== Provided records

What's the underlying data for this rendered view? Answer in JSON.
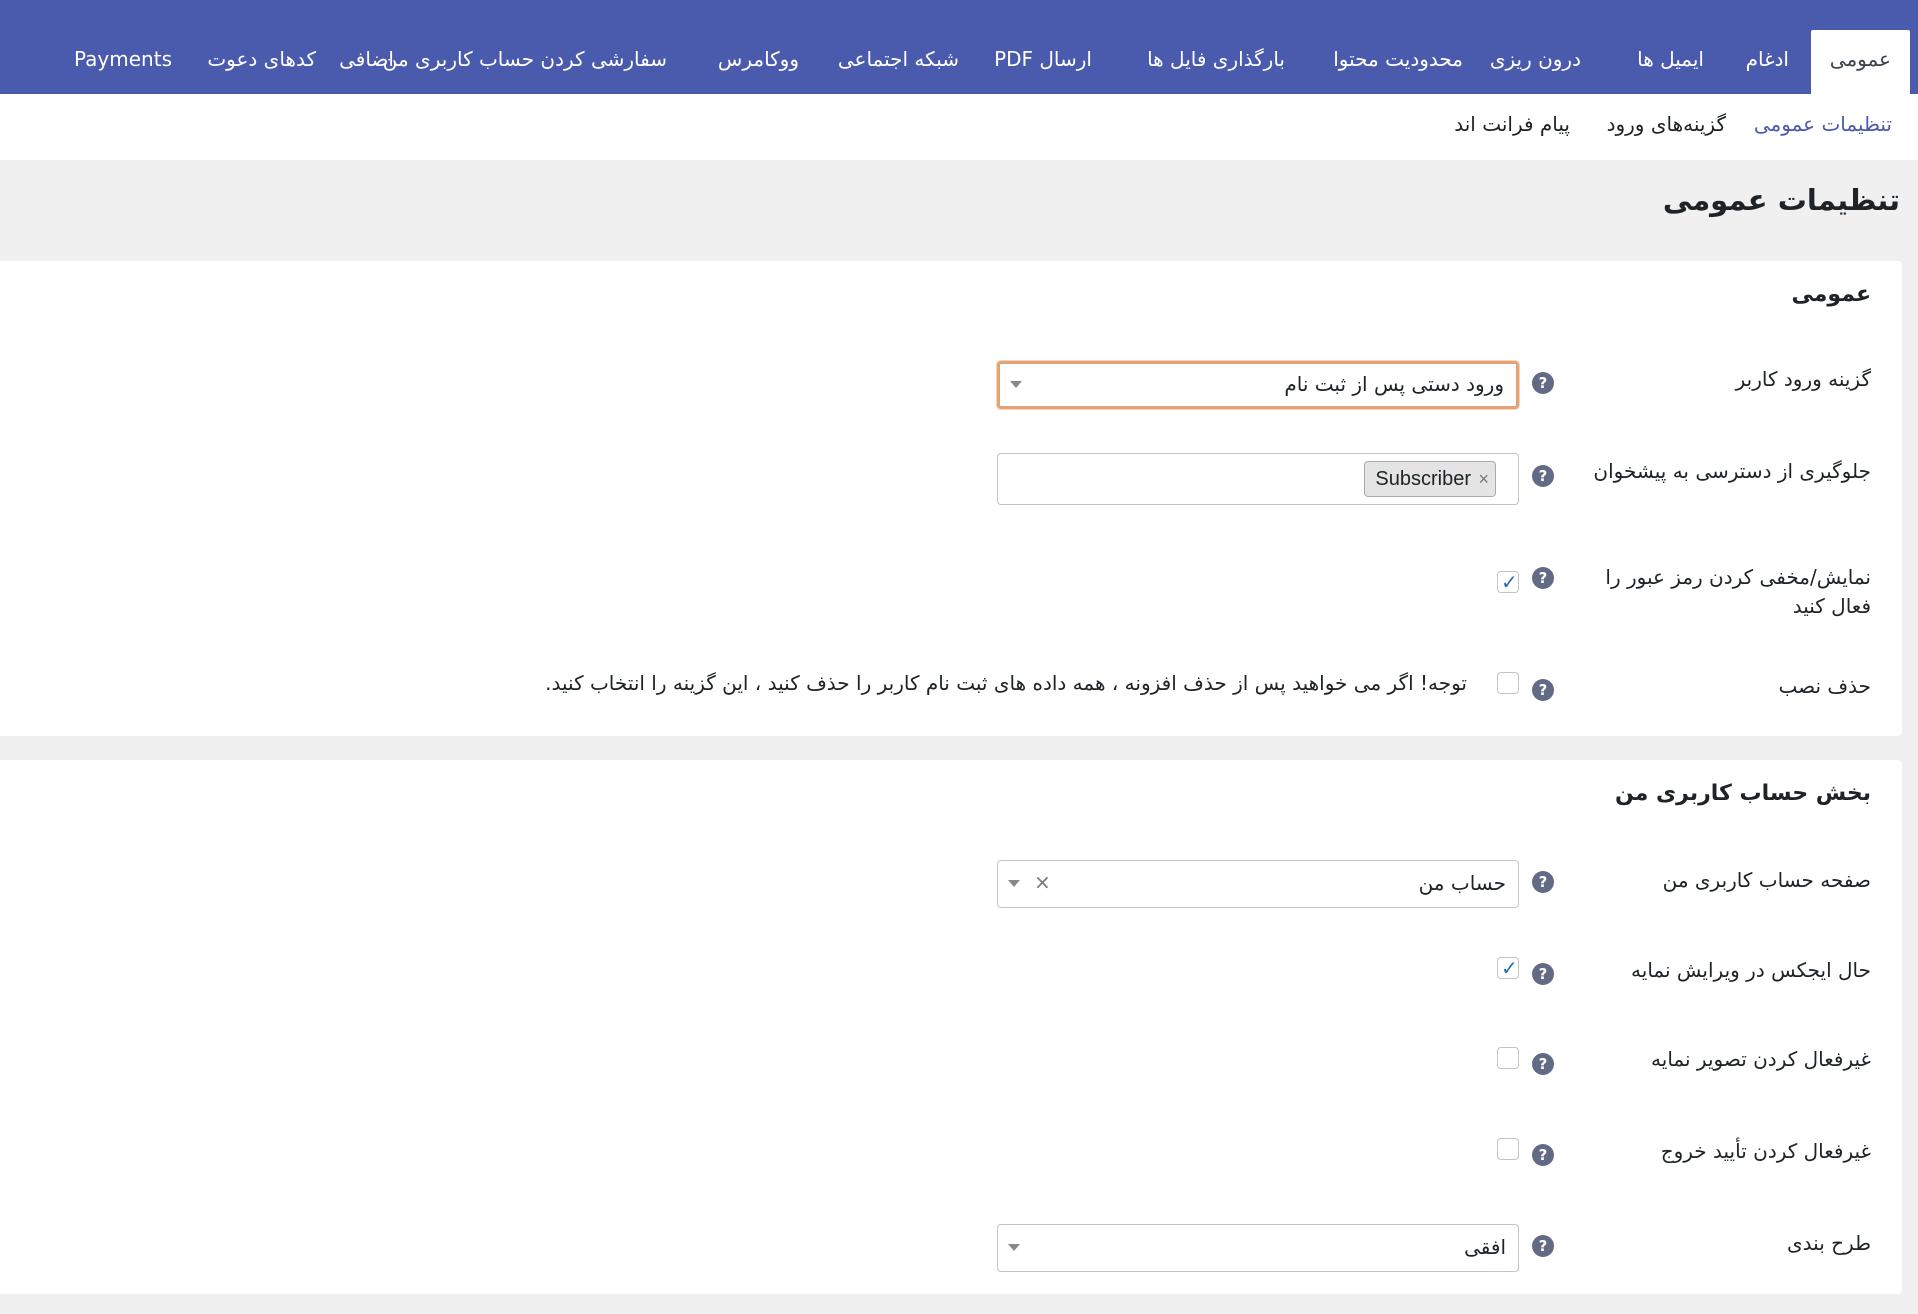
{
  "tabs": {
    "t1": "عمومی",
    "t2": "ادغام",
    "t3": "ایمیل ها",
    "t4": "درون ریزی",
    "t5": "محدودیت محتوا",
    "t6": "بارگذاری فایل ها",
    "t7": "ارسال PDF",
    "t8": "شبکه اجتماعی",
    "t9": "ووکامرس",
    "t10": "سفارشی کردن حساب کاربری من",
    "t11": "اضافی",
    "t12": "کدهای دعوت",
    "t13": "Payments"
  },
  "subtabs": {
    "s1": "تنظیمات عمومی",
    "s2": "گزینه‌های ورود",
    "s3": "پیام فرانت اند"
  },
  "page_title": "تنظیمات عمومی",
  "general": {
    "title": "عمومی",
    "login_option_label": "گزینه ورود کاربر",
    "login_option_value": "ورود دستی پس از ثبت نام",
    "prevent_dashboard_label": "جلوگیری از دسترسی به پیشخوان",
    "prevent_dashboard_tag": "Subscriber",
    "show_hide_password_label": "نمایش/مخفی کردن رمز عبور را فعال کنید",
    "show_hide_password_checked": true,
    "uninstall_label": "حذف نصب",
    "uninstall_note": "توجه! اگر می خواهید پس از حذف افزونه ، همه داده های ثبت نام کاربر را حذف کنید ، این گزینه را انتخاب کنید.",
    "uninstall_checked": false
  },
  "myaccount": {
    "title": "بخش حساب کاربری من",
    "page_label": "صفحه حساب کاربری من",
    "page_value": "حساب من",
    "ajax_label": "حال ایجکس در ویرایش نمایه",
    "ajax_checked": true,
    "disable_profile_image_label": "غیرفعال کردن تصویر نمایه",
    "disable_profile_image_checked": false,
    "disable_logout_confirm_label": "غیرفعال کردن تأیید خروج",
    "disable_logout_confirm_checked": false,
    "layout_label": "طرح بندی",
    "layout_value": "افقی"
  },
  "icons": {
    "help": "?",
    "check": "✓",
    "clear": "×"
  },
  "colors": {
    "nav_bg": "#4a5aac",
    "focus_border": "#e3a376",
    "help_icon": "#626a86"
  }
}
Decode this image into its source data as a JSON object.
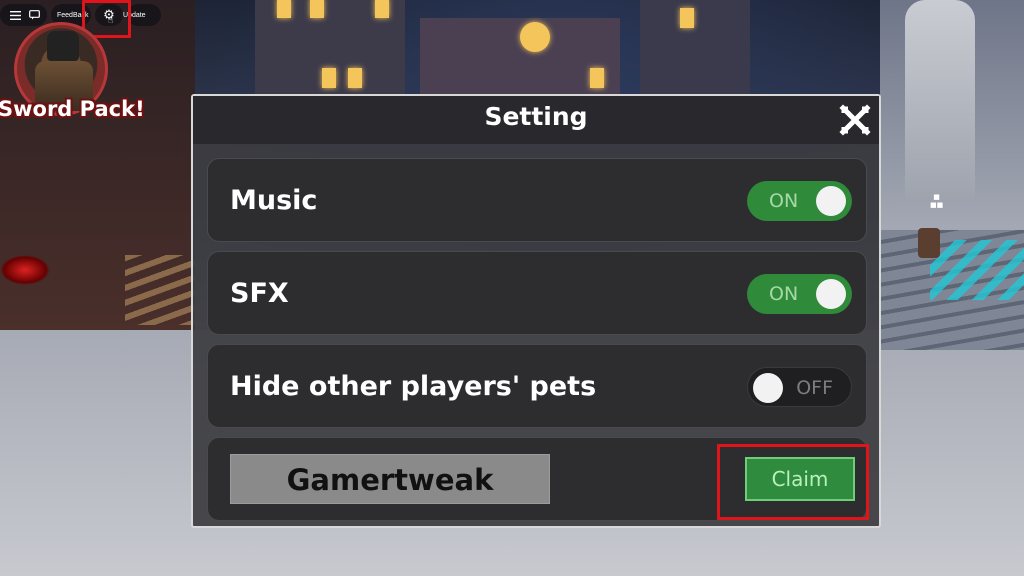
{
  "topbar": {
    "menu_icon": "hamburger-menu-icon",
    "chat_icon": "chat-icon",
    "feedback_label": "FeedBack",
    "settings_icon": "gear-icon",
    "update_label": "Update"
  },
  "pack": {
    "label": "Sword Pack!"
  },
  "dialog": {
    "title": "Setting",
    "close_icon": "close-x-icon",
    "rows": [
      {
        "label": "Music",
        "state": "ON"
      },
      {
        "label": "SFX",
        "state": "ON"
      },
      {
        "label": "Hide other players' pets",
        "state": "OFF"
      }
    ],
    "code_value": "Gamertweak",
    "claim_label": "Claim"
  },
  "colors": {
    "toggle_on": "#2f8a3a",
    "toggle_off": "#1f1f22",
    "highlight": "#e0141b",
    "dialog_bg": "#3c3c40"
  }
}
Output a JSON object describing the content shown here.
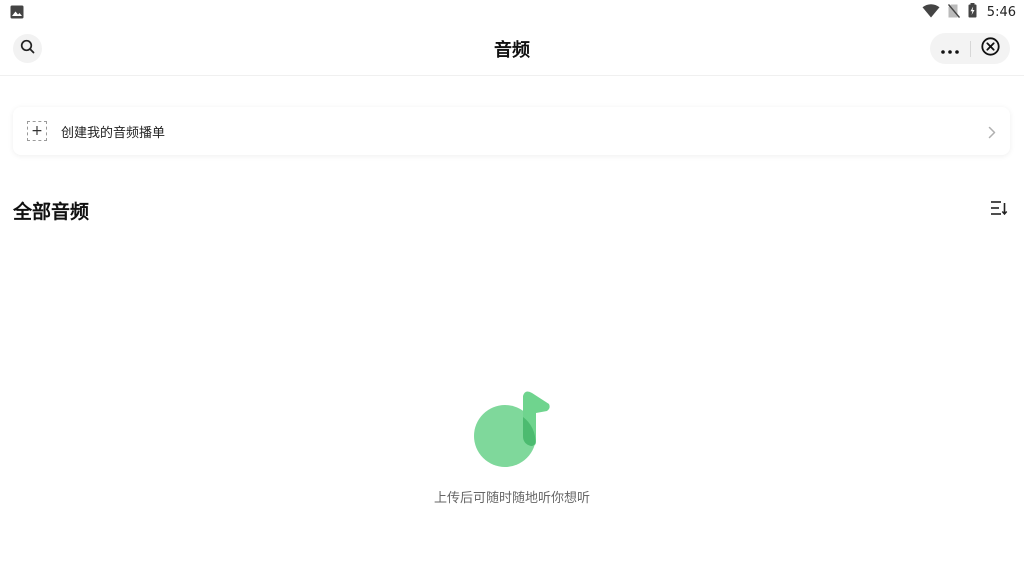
{
  "status_bar": {
    "time": "5:46",
    "left_icon": "image-notification-icon",
    "right_icons": [
      "wifi-icon",
      "no-sim-icon",
      "battery-charging-icon"
    ]
  },
  "nav": {
    "title": "音频",
    "search_icon": "search-icon",
    "more_icon": "more-dots-icon",
    "close_icon": "close-circle-icon"
  },
  "playlist": {
    "add_symbol": "+",
    "label": "创建我的音频播单"
  },
  "section": {
    "title": "全部音频",
    "sort_icon": "sort-icon"
  },
  "empty": {
    "text": "上传后可随时随地听你想听",
    "icon": "music-note-icon",
    "colors": {
      "circle": "#7fd89b",
      "flag": "#6fd48e",
      "overlap": "#4cbb70"
    }
  }
}
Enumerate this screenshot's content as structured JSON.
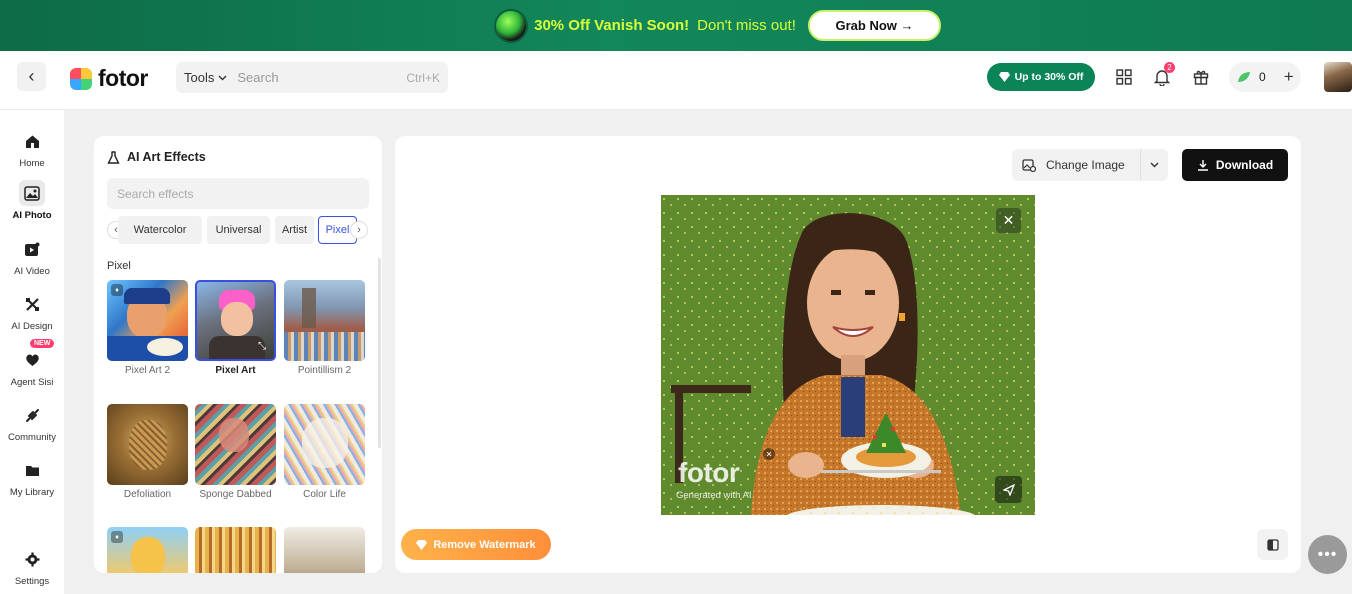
{
  "promo_banner": {
    "highlight": "30% Off Vanish Soon!",
    "text": "Don't miss out!",
    "button_label": "Grab Now →"
  },
  "topbar": {
    "logo_text": "fotor",
    "tools_label": "Tools",
    "search_placeholder": "Search",
    "search_shortcut": "Ctrl+K",
    "promo_pill": "Up to 30% Off",
    "notification_count": "2",
    "credits": "0"
  },
  "leftnav": {
    "items": [
      {
        "label": "Home",
        "icon": "home-icon"
      },
      {
        "label": "AI Photo",
        "icon": "ai-photo-icon"
      },
      {
        "label": "AI Video",
        "icon": "ai-video-icon"
      },
      {
        "label": "AI Design",
        "icon": "ai-design-icon"
      },
      {
        "label": "Agent Sisi",
        "icon": "agent-sisi-icon",
        "badge": "NEW"
      },
      {
        "label": "Community",
        "icon": "community-icon"
      },
      {
        "label": "My Library",
        "icon": "folder-icon"
      }
    ],
    "settings_label": "Settings",
    "active_item": "AI Photo"
  },
  "effects_panel": {
    "title": "AI Art Effects",
    "search_placeholder": "Search effects",
    "chips": [
      "Watercolor",
      "Universal",
      "Artist",
      "Pixel"
    ],
    "active_chip": "Pixel",
    "section_label": "Pixel",
    "thumbnails": [
      {
        "label": "Pixel Art 2"
      },
      {
        "label": "Pixel Art"
      },
      {
        "label": "Pointillism 2"
      },
      {
        "label": "Defoliation"
      },
      {
        "label": "Sponge Dabbed"
      },
      {
        "label": "Color Life"
      }
    ],
    "selected_thumbnail": "Pixel Art"
  },
  "canvas": {
    "change_image_label": "Change Image",
    "download_label": "Download",
    "watermark_logo": "fotor",
    "watermark_sub": "Generated with AI",
    "remove_watermark_label": "Remove Watermark"
  },
  "colors": {
    "accent": "#3a50e0",
    "promo_green": "#0b8457",
    "download_bg": "#111111",
    "remove_wm_orange": "#ff9a3c"
  }
}
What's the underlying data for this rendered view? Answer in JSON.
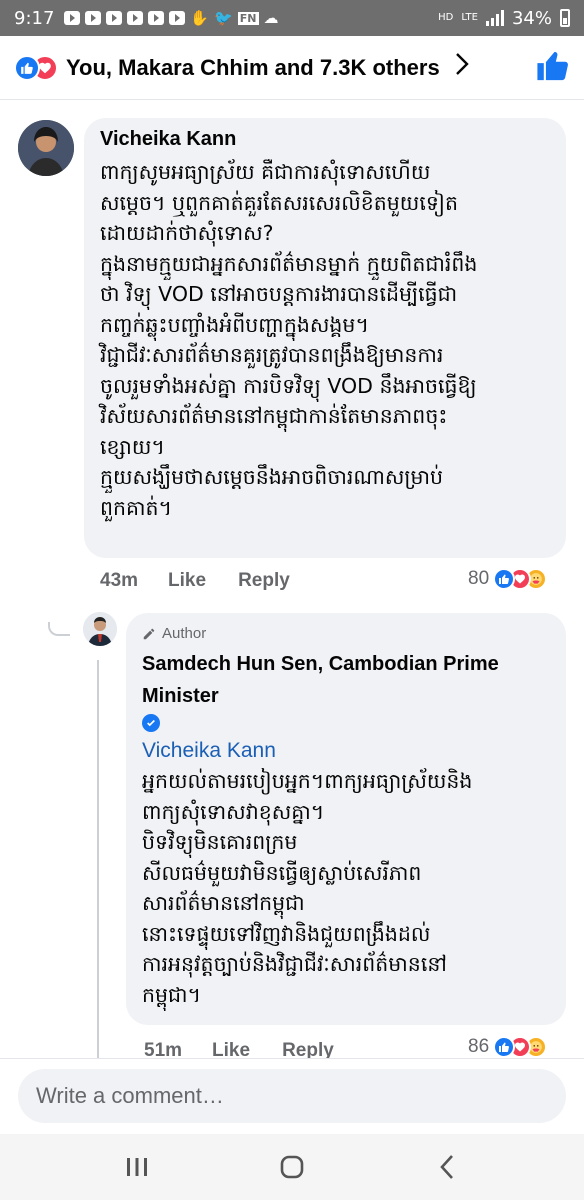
{
  "status_bar": {
    "time": "9:17",
    "network": "HD",
    "lte": "LTE",
    "battery": "34%"
  },
  "reactions_header": {
    "summary": "You, Makara Chhim and 7.3K others",
    "icons": [
      "like-icon",
      "love-icon"
    ]
  },
  "comment": {
    "author": "Vicheika Kann",
    "body": "ពាក្យសូមអធ្យាស្រ័យ គឺជាការសុំទោសហើយ\nសម្ដេច។ ឬពួកគាត់គួរតែសរសេរលិខិតមួយទៀត\nដោយដាក់ថាសុំទោស?\nក្នុងនាមក្មួយជាអ្នកសារព័ត៌មានម្នាក់ ក្មួយពិតជារំពឹង\nថា វិទ្យុ VOD នៅអាចបន្តការងារបានដើម្បីធ្វើជា\nកញ្ចក់ឆ្លុះបញ្ចាំងអំពីបញ្ហាក្នុងសង្គម។\nវិជ្ជាជីវៈសារព័ត៌មានគួរត្រូវបានពង្រឹងឱ្យមានការ\nចូលរួមទាំងអស់គ្នា ការបិទវិទ្យុ VOD នឹងអាចធ្វើឱ្យ\nវិស័យសារព័ត៌មាននៅកម្ពុជាកាន់តែមានភាពចុះ\nខ្សោយ។\nក្មួយសង្ឃឹមថាសម្ដេចនឹងអាចពិចារណាសម្រាប់\nពួកគាត់។",
    "time": "43m",
    "like_label": "Like",
    "reply_label": "Reply",
    "reaction_count": "80"
  },
  "reply": {
    "badge": "Author",
    "author": "Samdech Hun Sen, Cambodian Prime Minister",
    "mention": "Vicheika Kann",
    "body": "អ្នកយល់តាមរបៀបអ្នក។ពាក្យអធ្យាស្រ័យនិង\nពាក្យសុំទោសវាខុសគ្នា។\nបិទវិទ្យុមិនគោរពក្រម\nសីលធម៌មួយវាមិនធ្វើឲ្យស្លាប់សេរីភាព\nសារព័ត៌មាននៅកម្ពុជា\nនោះទេផ្ទុយទៅវិញវានិងជួយពង្រឹងដល់\nការអនុវត្តច្បាប់និងវិជ្ជាជីវៈសារព័ត៌មាននៅ\nកម្ពុជា។",
    "time": "51m",
    "like_label": "Like",
    "reply_label": "Reply",
    "reaction_count": "86"
  },
  "composer": {
    "placeholder": "Write a comment…"
  },
  "colors": {
    "facebook_blue": "#1877f2",
    "love_red": "#f33e58",
    "care_yellow": "#f7b125",
    "bubble_gray": "#f0f2f5",
    "meta_gray": "#65676b",
    "mention_blue": "#1b5fb5"
  }
}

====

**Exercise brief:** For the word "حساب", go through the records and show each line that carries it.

**Response box:**
    "t10": "سفارشی کردن حساب کاربری من",
    "title": "بخش حساب کاربری من",
    "page_label": "صفحه حساب کاربری من",
    "page_value": "حساب من",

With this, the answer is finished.